I know I promised to discuss werewolves next, but I must say that I have had trouble getting into Guy Endore’s book, Werewolf of Paris. It’s not what I thought it would be, but then again, I really can’t find much written on it either, except for some fairly trustworthy sources that claim it’s one of the best werewolf novels ever written. For me, I just don’t get it. At least, not so far. I will return to it though in a week with fresh eyes. But, I decided to put my “off put” to good use, and read something else.
I came across Gabriel Tarde’s Underground Man…not to be confused with Dostoyevsky’s Notes from the Underground. I read it because it does include an apocalypse, the near extinction of mankind, the utter death of the natural world, and a necessary identity alteration for all remaining human beings. There are even some cannibals. Yet, it’s a utopian novel rather than a dystopia. Yes…I will elaborate further.
Even though this novel is frustrating in its level of racism and sexism, it nevertheless offers an elegant, albeit bizarrely optimistic, philosophy on the foundational brickwork of naked human nature. That is, a study of human nature when not caught up by the stumbling blocks of the world: physical, social, political, emotional, sexual, psychological, spiritual, and all the myriad of desires that human beings reach for as part of their hierarchy of needs. When the needs of this world—because we as humans must necessarily live in this world—are stripped away, what do human beings look like? Gabriel Tarde’s response is strongly conditional, but promising.
Basically, his assessment seems to be that when a human is allowed to be a human without the negative effects of the world, the human will be ultimately reasonable, will strive for happiness through a search for beauty, and will live in a community based on an equal measure of law and justice for all. (Tarde obviously read Plato’s Republic.) And indeed, when separated from the natural world—which is oddly enough the enemy here—human beings dispense with the need for politics, clothing, sex, and plants and animals, and are happier for it. Without the “weight of the world on their shoulders” they speak Greek, run around naked or almost naked, eat chemically engineered food created from rocks, sculpt, write music, and spew forth great poetry. There is no need for armies or police, and the politicians are unpaid pencil-pushers who work eagerly for the community. What was once considered love has changed to mean the freedom from everything. It’s hard to know whether or not to take Tarde’s narrator seriously.

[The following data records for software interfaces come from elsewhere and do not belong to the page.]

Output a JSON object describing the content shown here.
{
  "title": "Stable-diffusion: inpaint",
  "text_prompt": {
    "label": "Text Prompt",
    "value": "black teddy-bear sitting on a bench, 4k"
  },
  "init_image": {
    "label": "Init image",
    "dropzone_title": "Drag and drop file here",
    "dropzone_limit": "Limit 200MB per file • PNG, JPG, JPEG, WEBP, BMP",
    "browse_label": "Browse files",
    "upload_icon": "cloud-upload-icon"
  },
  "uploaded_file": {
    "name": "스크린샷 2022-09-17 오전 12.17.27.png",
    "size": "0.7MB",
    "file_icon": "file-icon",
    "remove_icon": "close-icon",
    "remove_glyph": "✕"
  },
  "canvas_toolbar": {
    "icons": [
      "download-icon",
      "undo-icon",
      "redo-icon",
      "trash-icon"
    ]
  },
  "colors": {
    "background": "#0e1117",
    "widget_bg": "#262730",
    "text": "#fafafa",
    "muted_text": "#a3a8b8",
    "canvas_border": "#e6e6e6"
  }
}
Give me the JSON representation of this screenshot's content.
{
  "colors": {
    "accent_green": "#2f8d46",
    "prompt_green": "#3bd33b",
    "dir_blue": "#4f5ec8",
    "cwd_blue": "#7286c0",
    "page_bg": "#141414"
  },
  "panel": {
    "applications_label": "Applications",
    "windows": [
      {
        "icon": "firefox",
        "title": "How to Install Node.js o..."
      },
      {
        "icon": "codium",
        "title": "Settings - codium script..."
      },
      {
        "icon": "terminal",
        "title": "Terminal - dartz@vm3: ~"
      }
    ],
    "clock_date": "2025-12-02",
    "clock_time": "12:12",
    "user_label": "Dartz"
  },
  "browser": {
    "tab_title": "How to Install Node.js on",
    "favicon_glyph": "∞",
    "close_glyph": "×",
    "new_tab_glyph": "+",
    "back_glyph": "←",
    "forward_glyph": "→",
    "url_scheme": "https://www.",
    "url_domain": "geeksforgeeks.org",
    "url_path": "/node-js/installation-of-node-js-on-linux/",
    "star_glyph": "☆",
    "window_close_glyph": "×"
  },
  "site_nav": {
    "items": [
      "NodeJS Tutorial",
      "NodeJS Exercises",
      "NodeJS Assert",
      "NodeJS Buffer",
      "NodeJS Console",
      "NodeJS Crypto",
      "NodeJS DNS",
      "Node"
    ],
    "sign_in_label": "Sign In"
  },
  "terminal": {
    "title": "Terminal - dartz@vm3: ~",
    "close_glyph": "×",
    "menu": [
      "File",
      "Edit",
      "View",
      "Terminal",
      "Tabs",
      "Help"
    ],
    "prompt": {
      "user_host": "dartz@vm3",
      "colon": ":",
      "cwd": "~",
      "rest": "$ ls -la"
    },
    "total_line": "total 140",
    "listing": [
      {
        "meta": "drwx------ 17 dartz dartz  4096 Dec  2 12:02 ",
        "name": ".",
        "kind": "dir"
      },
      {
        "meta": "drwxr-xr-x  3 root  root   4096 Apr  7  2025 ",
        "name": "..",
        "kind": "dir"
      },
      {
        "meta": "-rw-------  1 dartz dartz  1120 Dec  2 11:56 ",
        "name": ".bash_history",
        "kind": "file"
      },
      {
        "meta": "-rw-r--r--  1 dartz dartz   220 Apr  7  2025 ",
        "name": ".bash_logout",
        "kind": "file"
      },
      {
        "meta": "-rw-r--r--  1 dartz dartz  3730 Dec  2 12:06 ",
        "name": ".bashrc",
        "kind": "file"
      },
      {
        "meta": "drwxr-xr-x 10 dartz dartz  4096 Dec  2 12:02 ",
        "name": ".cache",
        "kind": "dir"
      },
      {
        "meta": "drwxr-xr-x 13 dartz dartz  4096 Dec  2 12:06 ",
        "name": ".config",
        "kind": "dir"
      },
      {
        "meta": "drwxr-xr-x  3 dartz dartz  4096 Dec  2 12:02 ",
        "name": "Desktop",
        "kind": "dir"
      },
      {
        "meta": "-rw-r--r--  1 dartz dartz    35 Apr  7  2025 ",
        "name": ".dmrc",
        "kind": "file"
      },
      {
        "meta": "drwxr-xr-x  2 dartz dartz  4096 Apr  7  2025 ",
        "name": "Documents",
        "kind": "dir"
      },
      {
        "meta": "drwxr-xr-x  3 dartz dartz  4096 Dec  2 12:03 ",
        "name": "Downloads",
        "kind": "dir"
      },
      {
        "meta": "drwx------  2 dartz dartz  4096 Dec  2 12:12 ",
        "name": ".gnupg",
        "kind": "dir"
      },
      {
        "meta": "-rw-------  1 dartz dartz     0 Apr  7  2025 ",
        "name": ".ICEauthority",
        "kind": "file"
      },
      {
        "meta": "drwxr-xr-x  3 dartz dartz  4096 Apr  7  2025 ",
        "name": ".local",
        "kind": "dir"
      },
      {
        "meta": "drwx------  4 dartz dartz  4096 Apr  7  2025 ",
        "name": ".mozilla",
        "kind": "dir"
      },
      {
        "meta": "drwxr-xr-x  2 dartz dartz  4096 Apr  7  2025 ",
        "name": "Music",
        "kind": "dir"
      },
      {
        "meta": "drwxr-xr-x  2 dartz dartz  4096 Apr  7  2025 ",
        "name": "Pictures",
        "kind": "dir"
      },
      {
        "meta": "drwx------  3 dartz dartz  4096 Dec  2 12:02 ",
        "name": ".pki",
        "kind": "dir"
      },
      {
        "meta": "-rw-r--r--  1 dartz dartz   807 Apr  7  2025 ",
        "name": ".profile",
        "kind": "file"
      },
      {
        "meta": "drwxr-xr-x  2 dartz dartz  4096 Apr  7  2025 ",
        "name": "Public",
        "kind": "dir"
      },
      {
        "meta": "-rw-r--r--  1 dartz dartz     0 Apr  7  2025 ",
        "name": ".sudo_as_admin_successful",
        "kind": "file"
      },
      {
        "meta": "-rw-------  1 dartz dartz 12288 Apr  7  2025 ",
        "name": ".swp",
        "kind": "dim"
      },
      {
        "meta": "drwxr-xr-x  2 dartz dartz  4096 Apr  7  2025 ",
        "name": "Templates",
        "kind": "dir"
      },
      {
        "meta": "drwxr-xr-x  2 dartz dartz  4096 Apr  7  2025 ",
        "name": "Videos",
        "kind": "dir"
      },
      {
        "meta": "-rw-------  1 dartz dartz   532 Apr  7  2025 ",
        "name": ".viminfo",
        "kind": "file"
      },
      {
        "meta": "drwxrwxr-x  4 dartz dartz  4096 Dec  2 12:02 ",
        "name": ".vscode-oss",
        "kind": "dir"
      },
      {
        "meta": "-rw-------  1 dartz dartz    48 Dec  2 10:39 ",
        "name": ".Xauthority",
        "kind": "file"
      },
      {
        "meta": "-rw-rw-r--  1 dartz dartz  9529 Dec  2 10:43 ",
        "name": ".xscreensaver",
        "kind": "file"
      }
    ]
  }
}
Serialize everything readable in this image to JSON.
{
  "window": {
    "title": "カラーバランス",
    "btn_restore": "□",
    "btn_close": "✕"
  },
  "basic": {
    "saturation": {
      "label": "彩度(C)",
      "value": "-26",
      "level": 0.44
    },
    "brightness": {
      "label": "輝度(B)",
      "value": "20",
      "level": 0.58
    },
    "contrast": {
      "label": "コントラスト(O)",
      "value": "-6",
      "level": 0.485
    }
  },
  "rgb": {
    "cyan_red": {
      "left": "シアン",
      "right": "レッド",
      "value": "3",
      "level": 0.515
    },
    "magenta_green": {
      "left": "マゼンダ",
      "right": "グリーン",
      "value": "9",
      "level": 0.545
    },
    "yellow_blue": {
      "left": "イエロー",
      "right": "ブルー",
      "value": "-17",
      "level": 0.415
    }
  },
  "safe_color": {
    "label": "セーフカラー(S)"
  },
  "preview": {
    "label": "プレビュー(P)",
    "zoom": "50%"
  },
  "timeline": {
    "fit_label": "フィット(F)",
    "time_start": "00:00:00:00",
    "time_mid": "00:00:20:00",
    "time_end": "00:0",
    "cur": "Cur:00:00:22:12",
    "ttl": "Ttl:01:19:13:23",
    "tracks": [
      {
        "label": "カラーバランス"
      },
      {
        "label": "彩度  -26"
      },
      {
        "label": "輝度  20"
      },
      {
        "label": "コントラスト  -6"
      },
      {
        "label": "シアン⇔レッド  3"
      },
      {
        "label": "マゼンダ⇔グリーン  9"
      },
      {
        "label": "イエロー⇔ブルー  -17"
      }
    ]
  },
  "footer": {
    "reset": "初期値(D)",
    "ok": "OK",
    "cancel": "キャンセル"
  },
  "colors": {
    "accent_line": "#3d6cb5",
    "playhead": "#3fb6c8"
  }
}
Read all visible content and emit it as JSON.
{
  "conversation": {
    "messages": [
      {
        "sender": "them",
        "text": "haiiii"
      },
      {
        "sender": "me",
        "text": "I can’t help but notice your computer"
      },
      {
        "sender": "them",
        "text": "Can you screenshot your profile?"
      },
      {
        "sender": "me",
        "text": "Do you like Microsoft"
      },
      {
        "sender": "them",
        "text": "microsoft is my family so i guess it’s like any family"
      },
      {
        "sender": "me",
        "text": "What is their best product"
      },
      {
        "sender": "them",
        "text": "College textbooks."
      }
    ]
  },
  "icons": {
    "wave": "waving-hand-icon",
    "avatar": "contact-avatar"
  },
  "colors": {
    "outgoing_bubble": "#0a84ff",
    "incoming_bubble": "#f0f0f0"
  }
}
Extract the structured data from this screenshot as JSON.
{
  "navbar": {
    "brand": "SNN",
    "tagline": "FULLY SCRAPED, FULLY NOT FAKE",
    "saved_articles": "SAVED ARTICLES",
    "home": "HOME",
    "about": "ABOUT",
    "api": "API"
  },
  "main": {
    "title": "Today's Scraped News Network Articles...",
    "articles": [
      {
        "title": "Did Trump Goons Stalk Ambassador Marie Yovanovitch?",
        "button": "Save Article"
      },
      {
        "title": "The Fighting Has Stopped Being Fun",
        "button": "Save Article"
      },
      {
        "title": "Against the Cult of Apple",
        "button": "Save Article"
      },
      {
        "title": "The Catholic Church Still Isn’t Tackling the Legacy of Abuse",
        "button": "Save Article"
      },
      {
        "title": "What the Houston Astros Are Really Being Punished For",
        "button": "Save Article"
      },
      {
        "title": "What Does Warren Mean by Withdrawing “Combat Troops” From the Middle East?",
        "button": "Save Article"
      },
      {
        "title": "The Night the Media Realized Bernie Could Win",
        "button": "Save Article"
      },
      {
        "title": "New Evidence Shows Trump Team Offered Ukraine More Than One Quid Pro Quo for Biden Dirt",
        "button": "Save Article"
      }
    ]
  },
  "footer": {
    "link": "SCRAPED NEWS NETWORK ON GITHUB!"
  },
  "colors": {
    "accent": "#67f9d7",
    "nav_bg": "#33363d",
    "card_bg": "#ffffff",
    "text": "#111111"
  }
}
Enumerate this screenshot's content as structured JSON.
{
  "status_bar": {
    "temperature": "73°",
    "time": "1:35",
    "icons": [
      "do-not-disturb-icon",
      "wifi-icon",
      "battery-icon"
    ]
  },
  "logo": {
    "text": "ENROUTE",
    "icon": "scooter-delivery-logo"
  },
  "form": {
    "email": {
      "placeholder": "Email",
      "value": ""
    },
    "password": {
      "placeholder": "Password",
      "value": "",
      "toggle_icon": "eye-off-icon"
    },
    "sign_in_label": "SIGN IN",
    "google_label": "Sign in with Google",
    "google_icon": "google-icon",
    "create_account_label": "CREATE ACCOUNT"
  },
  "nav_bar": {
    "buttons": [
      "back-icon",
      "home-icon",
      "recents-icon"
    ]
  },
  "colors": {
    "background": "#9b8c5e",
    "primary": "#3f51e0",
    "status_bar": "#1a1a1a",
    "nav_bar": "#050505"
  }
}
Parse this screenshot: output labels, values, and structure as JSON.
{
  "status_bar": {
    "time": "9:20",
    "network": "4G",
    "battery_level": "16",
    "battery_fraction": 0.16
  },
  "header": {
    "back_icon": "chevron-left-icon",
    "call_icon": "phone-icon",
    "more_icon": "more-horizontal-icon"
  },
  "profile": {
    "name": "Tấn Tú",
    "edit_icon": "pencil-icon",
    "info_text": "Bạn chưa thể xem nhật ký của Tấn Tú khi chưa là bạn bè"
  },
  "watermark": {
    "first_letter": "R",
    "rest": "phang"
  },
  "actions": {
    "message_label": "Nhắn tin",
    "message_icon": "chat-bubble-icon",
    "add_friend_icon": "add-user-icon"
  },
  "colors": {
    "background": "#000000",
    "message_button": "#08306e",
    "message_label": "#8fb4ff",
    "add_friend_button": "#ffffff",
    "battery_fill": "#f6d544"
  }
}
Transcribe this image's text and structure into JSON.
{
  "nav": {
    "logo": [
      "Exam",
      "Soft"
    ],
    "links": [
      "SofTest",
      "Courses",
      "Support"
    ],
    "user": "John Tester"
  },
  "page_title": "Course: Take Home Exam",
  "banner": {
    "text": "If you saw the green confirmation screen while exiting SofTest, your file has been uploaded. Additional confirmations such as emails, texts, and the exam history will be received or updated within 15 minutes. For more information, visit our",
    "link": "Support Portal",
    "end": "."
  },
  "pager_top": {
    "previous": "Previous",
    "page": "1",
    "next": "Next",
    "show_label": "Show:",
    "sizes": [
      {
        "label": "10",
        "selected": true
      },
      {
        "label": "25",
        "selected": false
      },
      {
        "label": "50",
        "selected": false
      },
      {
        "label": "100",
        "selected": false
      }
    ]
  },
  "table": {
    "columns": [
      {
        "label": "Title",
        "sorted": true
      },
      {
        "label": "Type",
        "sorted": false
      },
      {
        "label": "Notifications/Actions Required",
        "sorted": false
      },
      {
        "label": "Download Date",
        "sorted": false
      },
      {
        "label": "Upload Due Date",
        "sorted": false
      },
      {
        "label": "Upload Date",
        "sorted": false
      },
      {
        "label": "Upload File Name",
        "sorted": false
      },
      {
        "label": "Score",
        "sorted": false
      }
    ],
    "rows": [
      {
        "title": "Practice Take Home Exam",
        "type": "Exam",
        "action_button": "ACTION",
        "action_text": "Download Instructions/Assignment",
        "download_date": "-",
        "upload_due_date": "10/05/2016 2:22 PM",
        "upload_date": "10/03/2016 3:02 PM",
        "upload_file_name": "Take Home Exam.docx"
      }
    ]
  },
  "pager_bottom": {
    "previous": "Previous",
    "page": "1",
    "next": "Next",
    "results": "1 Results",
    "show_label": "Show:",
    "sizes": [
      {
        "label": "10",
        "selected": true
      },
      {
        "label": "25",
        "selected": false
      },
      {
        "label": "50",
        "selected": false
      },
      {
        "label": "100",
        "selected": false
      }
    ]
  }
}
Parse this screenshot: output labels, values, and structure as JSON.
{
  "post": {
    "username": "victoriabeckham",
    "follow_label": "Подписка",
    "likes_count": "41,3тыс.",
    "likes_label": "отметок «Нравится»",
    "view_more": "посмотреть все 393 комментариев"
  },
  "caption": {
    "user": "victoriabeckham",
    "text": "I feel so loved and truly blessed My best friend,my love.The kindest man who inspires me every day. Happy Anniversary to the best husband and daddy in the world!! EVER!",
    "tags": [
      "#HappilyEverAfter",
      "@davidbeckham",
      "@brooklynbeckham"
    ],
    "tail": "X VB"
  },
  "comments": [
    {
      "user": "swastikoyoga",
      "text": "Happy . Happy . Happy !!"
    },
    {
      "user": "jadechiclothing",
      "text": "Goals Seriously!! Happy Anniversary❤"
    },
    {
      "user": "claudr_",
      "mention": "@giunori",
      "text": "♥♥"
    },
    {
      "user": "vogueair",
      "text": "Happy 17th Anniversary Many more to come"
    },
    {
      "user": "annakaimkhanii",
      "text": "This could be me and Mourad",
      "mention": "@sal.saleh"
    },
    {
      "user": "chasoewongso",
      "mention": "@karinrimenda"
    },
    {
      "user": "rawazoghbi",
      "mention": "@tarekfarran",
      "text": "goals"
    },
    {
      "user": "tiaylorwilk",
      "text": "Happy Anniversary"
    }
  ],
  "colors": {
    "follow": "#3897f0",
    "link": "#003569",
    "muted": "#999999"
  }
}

But underneath this beautiful utopia where everyone is happy, carefree, safe, and uninhibited in the best way possible, a darkness lurks. It is from this darkness that Tarde’s philosophy is fully revealed. Not all is as it seems to be, and weren’t we all just waiting for that other shoe? The audience sees lovers exposing themselves to the sunless earth, and dying instantly, still embracing, still kissing, because they will not live without physical intimacy, or people who break the law by having a child and are thrown into a lake of petroleum. Not all is harmonious in this labyrinth of underground cities carved out by artists, philosophers, and poets. Not even a global climate disaster caused by the death of the sun, and the slow deaths of all who could not get to the underground communities, could quash human individuality. As it turns out, human beings will learn to exist in almost any sort of community, even becoming more successful through dire hardship than they were in a secure past, but the heart trumps the head. According to Tarde, humans are driven by deep-seated needs that cannot be unlearned, driven out, or ignored. At least, not indefinitely.
I kept reminding myself that Underground Man was first published in French in 1904 and then in English in 1905. The “science fiction” element in this novel is somewhat amusing today, especially considering ideas such as the thought that mankind could make a livable society underground under a sunless earth, where mankind would live on synthetic food, and travel by lightning speed electric trains, but that something like birth control had not been thought of. Another laughable notion is that the plot is set millennia in the future, and women have just now got the right to vote—but must be represented by their husbands, fathers, or brothers. Oh dear.
I have not decided if this novel is the utopian vision of a flakey philosopher/sociologist, or if it is actually a dystopia, or if it is a dystopia posing as utopia. But, how does this fit in with my project discussing monsters in popular culture over the past several decades and how our fears are being reflected in the monster of choice today—the post-apocalyptic, mindless, man-eating zombie chasing the ragged human survivors all over the place. Well, it is a very good resource for comparing the thoughts from “then” against what is becoming the most common school of thought “now.” And it is this…what will the survivors become? And today, humans don’t really have a lot of hope provided—unless they wish to trade their humanity in the process. Thus, in contrast, Tarde’s novel shows the audience that humans came out on top; they didn’t merely survive the end of the world, they survived it beautifully, and in time, began to look to the stars and consider life elsewhere.
So far, the zombie stories I have taken in are all terribly depressing, but Tarde’s story offers some relief, even though it is delivered with a pang underneath.
Okay, after I complete my readings and refresher readings in Adorno, Camus, Nietzsche, Freud, and Baudrillard, I will return to the Werewolf. Hopefully he will offer a better story thrill the second time around.